At the same time, it is not clear whether Edwards would want the local governing responsibilities inherent in the county executive’s job — a huge change from her role during four terms in Congress.

Todd Eberly, an associate professor of political science at St. Mary’s College, said the former congresswoman might consider it “wonderful revenge” against party leaders who embraced then-Rep. Chris Van Hollen instead of her during the Senate primary.

“In Prince George’s, you’ve got one of the largest counties in the state, an in­cred­ibly influential county, so I can’t really think of a reason why this wouldn’t be of interest,” Eberly said. “If she has interest in being a governor, that’s the route you take.”

Although Muse has been in Annapolis since 2007, he is known for his independence from the Democratic leadership there and would also likely try to claim the outsider label.

“Muse is the only one who has built his career on standing up to the establishment,” said Wayne Clarke, a veteran political operative who is close to the senator.

Edwards has a national profile based on her leadership roles on the Democratic Congressional Campaign Committee, backing from progressive groups including Emily’s List and frequent bookings on cable news shows.

She won nearly twice as many Prince George’s County votes in the Senate primary as Van Hollen, who nevertheless won the nomination and went on to capture the Senate seat.

Stung by the Democrats’ loss of the White House last year, progressives nationwide are vying for greater influence within a party they argue is out of touch with working people and corrupted by the influence of money in political campaigns.

The same dynamics are playing out on the local level, said Suchitra Balachandran, a leader in the Prince George’s chapter of Our Revolution. She and others supporting the effort to draft Edwards say developers, not residents, have too much sway over county politics.

“Our elected officials are often not accountable to the people,” said Balachandran, pointing to a successful developer-backed effort last fall to add two at-large seats to the County Council. Balachandran opposed the measure, as did Edwards. “Donna Edwards is an activist at heart, and she addresses fundamental issues that are good for the people,” Balachandran said.

Alsobrooks, who backed the proposal for two more council seats, is popular with party leaders as well as voters, who elected her to two terms. She has more than $500,000 in her campaign account, compared with Edwards, who has $300 in a federal account. Edwards does not have a campaign finance entity listed on the state database.

Community activist Zeno St. Cyr disagreed with Edwards backers who are trying to label Alsobrooks as part of the establishment.

“She has demonstrated that she is her own person who will be guided by her own principles and integrity,” he said. “Just look at her record and judge her on the merits.”

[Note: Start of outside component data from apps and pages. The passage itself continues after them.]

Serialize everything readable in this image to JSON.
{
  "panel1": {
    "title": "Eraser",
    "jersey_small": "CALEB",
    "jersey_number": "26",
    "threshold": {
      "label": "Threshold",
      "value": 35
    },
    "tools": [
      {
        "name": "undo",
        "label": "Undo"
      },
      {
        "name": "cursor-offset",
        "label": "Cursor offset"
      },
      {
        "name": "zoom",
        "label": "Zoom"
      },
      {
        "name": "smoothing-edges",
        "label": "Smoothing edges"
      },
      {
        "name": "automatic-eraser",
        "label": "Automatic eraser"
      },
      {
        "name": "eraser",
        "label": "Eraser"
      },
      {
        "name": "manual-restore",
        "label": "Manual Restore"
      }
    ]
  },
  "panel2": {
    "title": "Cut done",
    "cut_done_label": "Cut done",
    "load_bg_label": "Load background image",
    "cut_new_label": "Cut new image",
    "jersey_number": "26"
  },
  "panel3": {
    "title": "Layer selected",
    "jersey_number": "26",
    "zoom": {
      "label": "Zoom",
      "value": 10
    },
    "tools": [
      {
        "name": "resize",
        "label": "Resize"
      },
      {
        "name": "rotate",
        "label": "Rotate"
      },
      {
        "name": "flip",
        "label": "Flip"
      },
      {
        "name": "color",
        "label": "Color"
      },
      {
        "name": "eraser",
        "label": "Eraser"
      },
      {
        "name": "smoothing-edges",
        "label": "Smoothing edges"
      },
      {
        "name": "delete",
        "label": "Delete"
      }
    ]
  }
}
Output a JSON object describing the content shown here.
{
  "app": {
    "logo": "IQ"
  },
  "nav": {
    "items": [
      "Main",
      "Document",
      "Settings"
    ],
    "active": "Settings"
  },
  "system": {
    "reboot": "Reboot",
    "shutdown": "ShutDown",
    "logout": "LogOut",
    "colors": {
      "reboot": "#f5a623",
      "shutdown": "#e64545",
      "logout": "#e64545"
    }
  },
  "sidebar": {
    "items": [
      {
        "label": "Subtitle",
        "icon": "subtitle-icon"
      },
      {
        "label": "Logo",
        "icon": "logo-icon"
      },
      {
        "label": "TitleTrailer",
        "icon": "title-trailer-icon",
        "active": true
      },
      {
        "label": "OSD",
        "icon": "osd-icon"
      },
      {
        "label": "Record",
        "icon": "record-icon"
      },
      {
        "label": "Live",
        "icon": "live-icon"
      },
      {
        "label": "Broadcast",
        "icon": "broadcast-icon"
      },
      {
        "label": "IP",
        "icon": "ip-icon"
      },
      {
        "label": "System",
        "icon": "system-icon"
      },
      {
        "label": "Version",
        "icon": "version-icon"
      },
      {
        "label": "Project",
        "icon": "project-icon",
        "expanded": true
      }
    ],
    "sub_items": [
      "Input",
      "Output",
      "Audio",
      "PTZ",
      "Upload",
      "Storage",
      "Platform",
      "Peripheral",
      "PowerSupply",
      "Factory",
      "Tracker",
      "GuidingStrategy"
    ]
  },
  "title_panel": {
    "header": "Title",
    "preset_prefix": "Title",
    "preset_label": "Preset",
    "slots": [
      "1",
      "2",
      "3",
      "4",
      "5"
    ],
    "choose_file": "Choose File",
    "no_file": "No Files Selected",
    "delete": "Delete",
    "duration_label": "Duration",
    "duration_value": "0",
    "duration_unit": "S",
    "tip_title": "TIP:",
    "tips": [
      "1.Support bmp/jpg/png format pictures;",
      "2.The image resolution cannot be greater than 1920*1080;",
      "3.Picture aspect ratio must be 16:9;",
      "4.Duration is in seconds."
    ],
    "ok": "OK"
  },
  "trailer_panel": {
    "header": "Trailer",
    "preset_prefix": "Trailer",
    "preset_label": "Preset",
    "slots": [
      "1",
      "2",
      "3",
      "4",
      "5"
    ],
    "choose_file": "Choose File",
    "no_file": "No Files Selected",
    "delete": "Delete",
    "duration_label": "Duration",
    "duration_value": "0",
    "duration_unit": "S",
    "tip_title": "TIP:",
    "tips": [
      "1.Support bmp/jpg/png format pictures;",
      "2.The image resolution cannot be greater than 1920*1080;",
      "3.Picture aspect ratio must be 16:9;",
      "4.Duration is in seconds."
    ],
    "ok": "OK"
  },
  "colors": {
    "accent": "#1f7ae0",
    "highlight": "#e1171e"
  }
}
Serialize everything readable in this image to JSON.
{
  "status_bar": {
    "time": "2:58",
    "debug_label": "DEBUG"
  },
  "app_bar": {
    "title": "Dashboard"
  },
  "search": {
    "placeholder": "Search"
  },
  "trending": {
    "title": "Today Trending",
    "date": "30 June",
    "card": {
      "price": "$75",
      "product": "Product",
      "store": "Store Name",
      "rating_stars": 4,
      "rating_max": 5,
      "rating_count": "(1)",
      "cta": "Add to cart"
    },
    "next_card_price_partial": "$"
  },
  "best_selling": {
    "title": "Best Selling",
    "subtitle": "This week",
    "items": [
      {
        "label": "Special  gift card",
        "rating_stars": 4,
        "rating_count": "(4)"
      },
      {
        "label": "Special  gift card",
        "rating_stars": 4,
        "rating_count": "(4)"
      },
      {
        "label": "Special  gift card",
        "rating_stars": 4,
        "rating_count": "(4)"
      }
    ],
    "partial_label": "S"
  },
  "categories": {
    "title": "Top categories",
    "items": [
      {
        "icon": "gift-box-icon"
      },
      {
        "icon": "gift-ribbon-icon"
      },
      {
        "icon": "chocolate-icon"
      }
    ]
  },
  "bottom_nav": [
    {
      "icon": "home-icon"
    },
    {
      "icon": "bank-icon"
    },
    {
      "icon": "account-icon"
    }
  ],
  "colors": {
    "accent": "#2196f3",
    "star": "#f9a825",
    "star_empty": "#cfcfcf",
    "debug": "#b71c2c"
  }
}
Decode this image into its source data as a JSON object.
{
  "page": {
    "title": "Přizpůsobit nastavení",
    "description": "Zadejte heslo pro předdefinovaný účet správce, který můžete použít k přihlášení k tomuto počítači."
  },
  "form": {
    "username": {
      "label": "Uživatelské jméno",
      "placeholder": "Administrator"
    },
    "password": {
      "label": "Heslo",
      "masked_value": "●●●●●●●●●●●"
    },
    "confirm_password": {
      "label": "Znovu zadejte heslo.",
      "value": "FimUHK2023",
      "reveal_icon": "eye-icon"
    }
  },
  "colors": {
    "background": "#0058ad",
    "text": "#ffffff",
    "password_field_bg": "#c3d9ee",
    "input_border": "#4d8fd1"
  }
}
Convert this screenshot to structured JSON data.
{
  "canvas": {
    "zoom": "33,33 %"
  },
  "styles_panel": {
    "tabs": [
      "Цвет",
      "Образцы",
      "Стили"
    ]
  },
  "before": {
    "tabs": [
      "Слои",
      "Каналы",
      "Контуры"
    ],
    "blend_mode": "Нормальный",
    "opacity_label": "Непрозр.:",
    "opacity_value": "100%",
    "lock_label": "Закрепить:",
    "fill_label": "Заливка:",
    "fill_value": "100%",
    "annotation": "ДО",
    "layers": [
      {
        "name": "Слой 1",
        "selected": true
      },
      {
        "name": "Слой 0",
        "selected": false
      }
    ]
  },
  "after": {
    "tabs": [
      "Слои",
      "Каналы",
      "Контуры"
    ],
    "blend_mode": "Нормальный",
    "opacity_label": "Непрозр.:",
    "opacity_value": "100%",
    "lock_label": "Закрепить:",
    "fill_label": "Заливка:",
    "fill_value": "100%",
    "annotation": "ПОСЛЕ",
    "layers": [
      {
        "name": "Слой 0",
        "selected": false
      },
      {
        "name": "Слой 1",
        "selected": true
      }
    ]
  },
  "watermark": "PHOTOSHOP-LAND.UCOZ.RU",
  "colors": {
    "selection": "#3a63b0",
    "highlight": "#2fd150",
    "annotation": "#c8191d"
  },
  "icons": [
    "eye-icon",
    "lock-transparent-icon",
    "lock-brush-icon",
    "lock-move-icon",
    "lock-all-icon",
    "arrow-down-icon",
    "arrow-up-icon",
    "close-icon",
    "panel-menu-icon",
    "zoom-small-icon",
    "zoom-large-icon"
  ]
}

Alsobrooks was the only state’s attorney in Maryland to publicly oppose a bill sponsored by Muse to revive the state’s cash-bail program. The legislation was denounced by progressives who had worked for years to eliminate bail for poor defendants. It passed in the Senate but died in the House.